    by lentilla (1770) on Saturday May 14, @02:57AM (#1244877)

    I used to work with a fella that liked to go for a jog at lunchtime. If people are familiar with a character called John Becker from the TV series Becker [wikipedia.org] you'd have an exact match. Lanky, misanthropic, really smart and quite kind in his own odd way. Prone to yelling at clients over the telephone and slamming down the receiver. I liked him.

    So every lunchtime he'd get in his jogging clothes and run through the city streets yelling "KEEP LEFT!" at every man, woman and child. He return to the office cursing "those bloody tourists!" Every single day. One could only smile and have a private inward chuckle.

  • (Score: 2) by Phoenix666 on Saturday May 14, @03:25AM

    by Phoenix666 (552) on Saturday May 14, @03:25AM (#1244882) Journal

    I understand... I used to work in NYC and I know what it was like walking from the Port Authority on 42 & 8th all the way over to 52nd & 6th Ave.

    That's the worst stretch in the city for pedestrian congestion, from a major port of entry for Bridge & Tunnel folks through Times Square to 6th Ave where people are coming in from Grand Central, too. The press of people is enough to jam things up, but when you add in tourists who block sidewalks or don't know how to walk in a crowd it gets nuts.

    But slow walking isn't really as much of an obstacle. If somebody is walking slowly you just dart around them. It's when they abruptly stop mid-block or veer right or left that the flow of traffic binds up.

    --
    Washington DC delenda est.
  • (Score: 2) by Joe Desertrat on Sunday May 15, @11:48PM (1 child)

    by Joe Desertrat (2454) on Sunday May 15, @11:48PM (#1245207)

    Seriously, do we need to complain about people because they walk too slow?

    I do. Maybe because I've walked with a long stride my entire life, but as I've aged I find it starts to get physically painful to walk in the sort of baby steps required to stay behind some of these slow walkers.

    • (Score: 2) by stretch611 on Monday May 16, @04:03PM

      by stretch611 (6199) Subscriber Badge on Monday May 16, @04:03PM (#1245344)

      Well, as I mention above... just be a man and deal with it. Walk around them if you are unhappy.

      And your complaints on needing to walk using baby steps is falling on deaf ears... At 6'11" (2.11m), I just happen to know a little bit about having longer legs and a longer stride than the vast majority of people walking on this earth.

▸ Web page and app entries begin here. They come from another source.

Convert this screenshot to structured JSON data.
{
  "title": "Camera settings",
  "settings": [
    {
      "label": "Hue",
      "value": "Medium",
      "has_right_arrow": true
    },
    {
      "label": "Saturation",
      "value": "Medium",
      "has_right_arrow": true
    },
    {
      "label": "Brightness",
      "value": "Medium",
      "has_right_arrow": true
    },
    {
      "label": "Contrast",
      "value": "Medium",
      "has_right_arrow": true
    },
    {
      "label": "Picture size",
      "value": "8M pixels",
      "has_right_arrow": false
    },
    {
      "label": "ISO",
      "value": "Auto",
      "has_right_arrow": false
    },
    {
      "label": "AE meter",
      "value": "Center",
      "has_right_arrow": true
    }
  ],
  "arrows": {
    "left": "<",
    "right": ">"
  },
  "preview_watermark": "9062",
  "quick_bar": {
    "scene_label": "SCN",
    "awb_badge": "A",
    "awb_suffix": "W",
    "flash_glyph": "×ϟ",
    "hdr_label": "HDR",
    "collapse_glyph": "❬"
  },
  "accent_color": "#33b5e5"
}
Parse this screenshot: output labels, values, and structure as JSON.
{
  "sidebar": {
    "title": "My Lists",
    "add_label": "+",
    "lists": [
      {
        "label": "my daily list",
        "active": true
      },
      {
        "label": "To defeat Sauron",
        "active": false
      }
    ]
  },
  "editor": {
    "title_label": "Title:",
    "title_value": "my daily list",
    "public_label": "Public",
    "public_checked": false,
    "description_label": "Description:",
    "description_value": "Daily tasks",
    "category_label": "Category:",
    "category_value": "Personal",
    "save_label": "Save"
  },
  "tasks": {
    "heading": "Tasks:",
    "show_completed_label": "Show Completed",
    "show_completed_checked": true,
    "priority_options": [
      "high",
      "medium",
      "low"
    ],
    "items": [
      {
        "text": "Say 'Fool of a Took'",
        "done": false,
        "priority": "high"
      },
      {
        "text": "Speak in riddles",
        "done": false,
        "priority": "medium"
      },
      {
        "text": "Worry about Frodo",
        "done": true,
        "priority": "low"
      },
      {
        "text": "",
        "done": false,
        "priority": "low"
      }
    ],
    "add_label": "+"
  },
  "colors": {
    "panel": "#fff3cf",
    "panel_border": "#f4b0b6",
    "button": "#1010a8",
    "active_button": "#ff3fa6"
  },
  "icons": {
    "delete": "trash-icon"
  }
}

      --
      Vaccinated, boosted (twice), and still expecting to be asked to roll up my sleeve again in the fall